## Frequency Polygons

A frequency polygon is another way to show the information in a frequency table.  It looks a little bit like a line graph.  To make a frequency polygon, you just need to plot a few points and then join the points by straight lines.  So what points do you need to plot?  Well, first you have to find the midpoints of each class.  The midpoint of a class is the point in the middle of the class.  So for instance, if I have a class “10 – 19”, then the midpoint is 14.5.  A class of “0 – 5” has a midpoint of 2.5.

So say we have the frequency table from the earlier example:

 Mark Class Frequency 1-5 1 6-10 5 11-15 8 16-20 6

What people usually do is add an extra column showing the midpoints of each class like this:

 Mark Class Frequency Midpoint 1-5 1 3 6-10 5 8 11-15 8 13 16-20 6 18

Now what we’re going to do is plot a graph showing the frequency for each midpoint.  For instance, the frequency for the midpoint value 8 is 5.  The midpoint values are shown along the horizontal axis, and the frequency values are shown along the vertical axis like for a histogram:

The reason it’s called a polygon is because the line sort of forms a plane shape with the horizontal axis as one side of the shape:

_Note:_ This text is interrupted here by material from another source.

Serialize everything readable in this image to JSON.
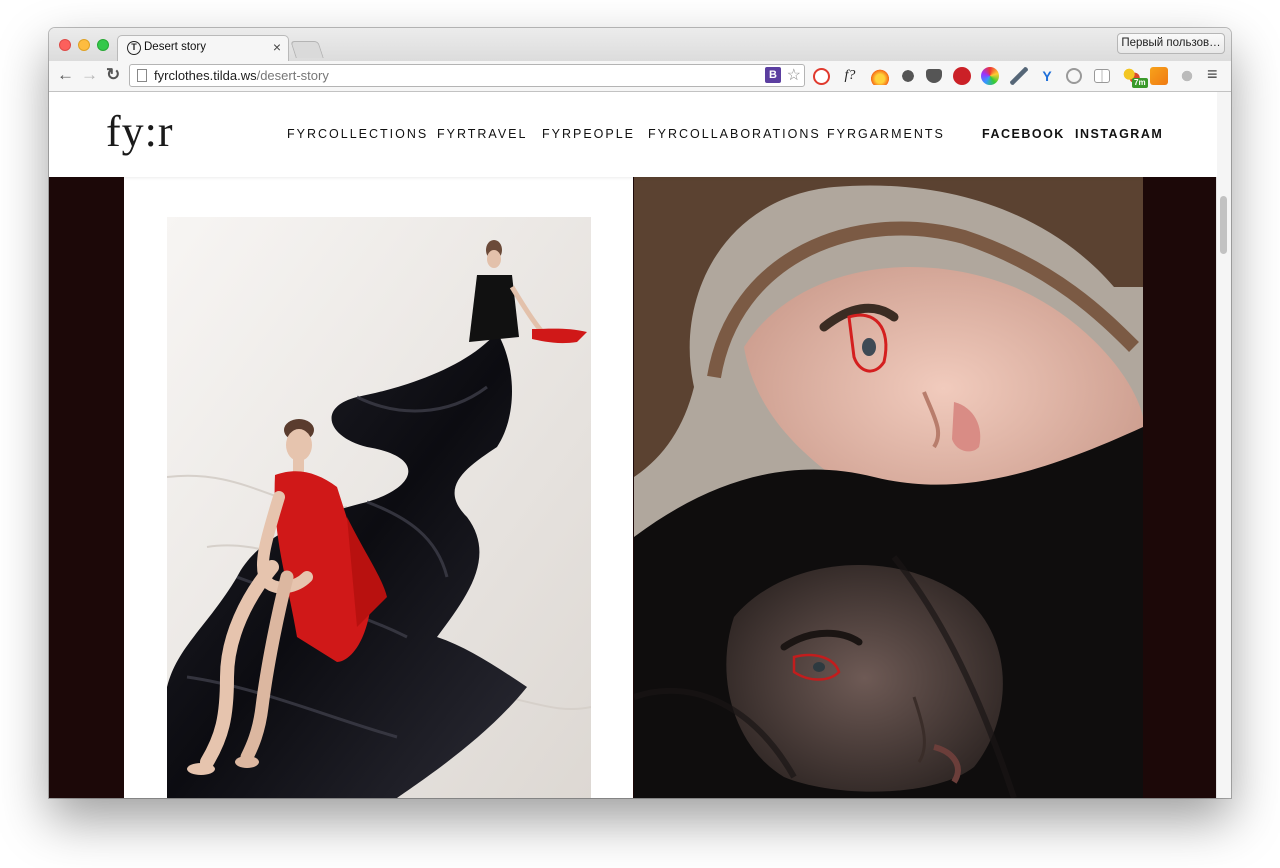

Now a frequency polygon and a histogram both show the same information, but in a different way.  Why would we want to draw a frequency polygon instead of a histogram?  Well, the most common reason is if we want to compare two different sets of data.  For instance, say we had the exam marks for another class, also with 20 students, let’s call this other group of students Class B.  Class A will be the first class of students we looked at.

 Class B Mark Class Frequency Midpoint 1-5 1 3 6-10 3 8 11-15 9 13 16-20 7 18

Don’t get confused by all the use of the word ‘class’.  In this question, the word has two meanings.  We are using it to describe both the two groups of school kids – Class A and Class B, but also the mark classes we’re sorting the data into: 1 – 5, 6 – 10, 11 – 15, 16 – 20.

We could plot this frequency table on the same set of axes as we used for our first class.  We’d have to make sure it was easy for the reader to tell the difference between the two lines.  You may want to use a different colour pen for each line, one line could be blue and one line could be red.  Or you could do what we do here (since we haven’t got any colour), and make one line a solid line, and the other a dashed line.  It also helps if you label the two lines as well.  You can also use different symbols for the points you plot – you could plot one line with crosses, and one line with circles for instance.

Now in an exam you might get a question like this:

 Comment on the marks obtained by Class A and Class B Solution That’s a pretty general question – what the heck do they want us to do?  Well, you’ve got to think about the context of the data – what is the data about?  Well, in this case, they’re the marks students in two classes got on an exam.  What might someone looking at this information be interested in?  Well, the fact that there are two classes should suggest something to you – you could compare how the two classes went on the exam.  So, the bigger the mark, the better a student has done right?  A high mark out of 20 is good, and a low mark out of 20 is bad!  Pretty simple stuff.  Okay, so let’s look at the frequency polygon.  Notice how Class A had more students with low marks – the dashed line (representing Class A) is higher than the solid line (representing Class B) in the left hand area of the graph.  This tells us that Class A has more students who performed poorly than Class B. What about on the right hand side of the graph, in the higher marks section?  Well, in this section the solid line (representing Class B) is higher than the dashed line (representing Class A).  This tells us that Class B had more students with high marks on the exam.  So all up this tells us what?  Well, Class B has fewer students with low marks and more students with high marks when compared with Class A.  This means that Class B went better on the exam than Class A.  So you might say something like: From looking at the frequency polygons, Class A has more students who scored a low mark on the exam than Class B.  The graph also tells us that Class B has more students who scored a high mark on the exam than Class A.  This tells us that Class B performed better on the exam than Class A.

Notice how the two classes we compared in the last section both had the same number of students in them – 20 in each.  This makes it very easy to compare how the two classes went on their exam.  It becomes a little more difficult to compare the two school classes if they’re different sizes.  For instance, if Class B had 30 students in it, the overall graph might have looked like this:

Now, the entire line representing Class B is above Class A.  This tells us that Class B had more students who bombed on the exam and more students who went well on the exam than Class A. But this is partly due to Class B just having more students than Class A. So which is the better class? Well, it’s not that easy to tell from the graph.  Another way to analyse and compare the two classes is to look at the mean, median and mode of the data.  The next section shows how to calculate these from a frequency table.